There are too many concerns about its structure for it to be applied across government given the range of activities which government is responsible for. There is not the level of agreement that there is over the IHRA [the International Holocaust Remembrance Alliance] definition of antisemitism and take up of the definition has not been widespread. Not until there is greater agreement and acceptance of the definition should it be adopted by government.

Do you believe there should be an independent inquiry into Conservative Party Islamophobia?

There are a number of cases which have been identified and which the party must address urgently. Firstly, we must ensure that our process for dealing with cases of prejudice are robust and conducted quickly. Everyone must have a fair hearing, but where people have brought shame on our party in this way we must have a zero tolerance approach. An inquiry if then needed would follow, however, it must not become a distraction to actually dealing with the cases which have arisen.
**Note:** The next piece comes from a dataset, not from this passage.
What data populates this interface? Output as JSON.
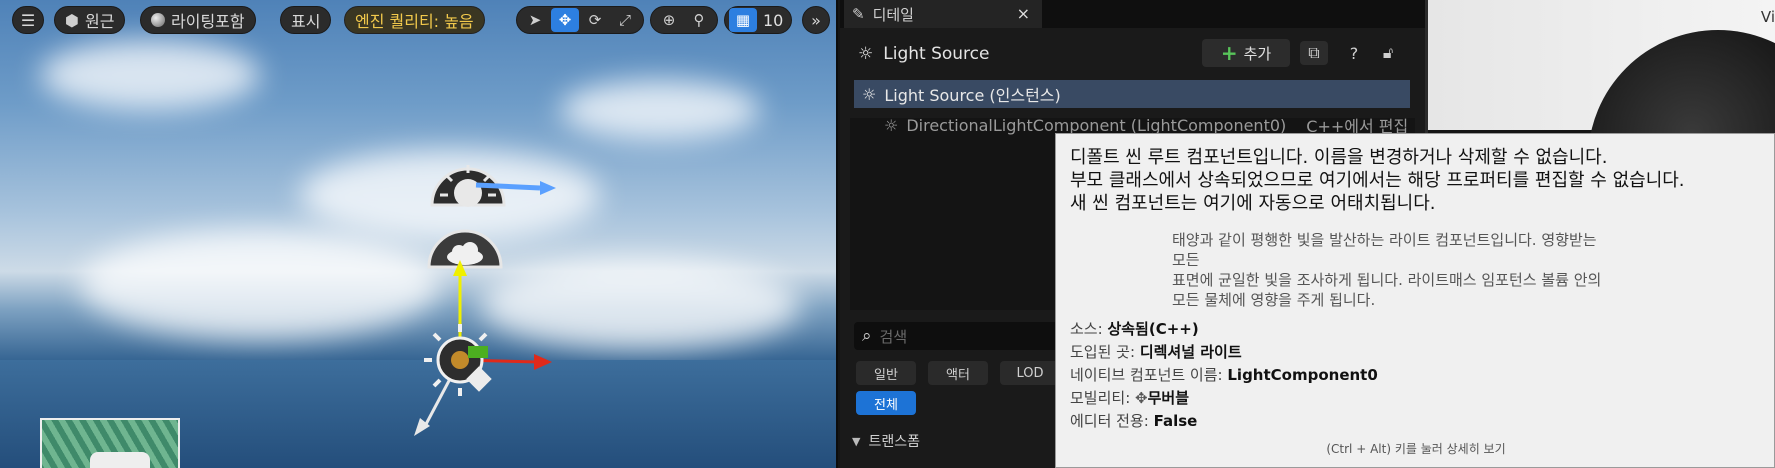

It has emerged in the last few days that two Conservative councillors appear to have engaged in Islamophobic behaviour and there have been calls for them to be suspended from the Conservative Party. Do you believe they should be suspended?

I would never seek to pre-judge anyone’s case but there does appear to be a case to answer in these instances. If we are to run a robust process, suspending members while a final decision is taken, is the correct response.

Dominic Raab

"There’s no place for racism or Islamophobia in our party or our society. We mustn’t let our guard down on this, because the Labour party has shown in relation to antisemitism what happens if you do.

So we need to be swiftly investigating all accusations of racism or Islamophobia, and take decisive and robust action where accusations are proved to be true. I would review how the complaints system operates within the Conservative party, to make sure it’s firm but fair. If we need to reinforce our complaints process, to ensure can handle accusations more quickly, I wouldn’t hesitate to do that."

Rory Stewart

Do you believe there is a problem of Islamophobia inside the Conservative Party?

I do not believe there is a generalised problem of Islamophobia in the Conservative Party. Individual allegations of Islamophobic behaviour should be investigated through ordinary channels, as with any other alleged behaviour that falls short of the party’s standards. 

Do you agree with the APPG definition of Islamophobia?

Getting the definition right is critical. I've looked at the definition and there is nothing I can see in it that I instinctively disagree with, but I do think there needs to be a period of broader consultation to think through the potential implications and make sure it has been fully tested legally and is robust. I agree with the principles of the definition.

Do you believe that it should be adopted by the government?

Once the definition has been tested and broadly accepted as described above, then government should consider adopting it.

Do you believe there should be an independent inquiry into Conservative Party Islamophobia?

I do not believe there are grounds for launching such an inquiry. Individual allegations should be investigated through the normal channels. 

It has emerged in the last few days that two Conservative councillors appear to have engaged in Islamophobic behaviour and there have been calls for them to be suspended from the Conservative Party. Do you believe they should be suspended?

That sounds - at least as presented - very shocking, and I feel it should be investigated quickly, fairly and justly.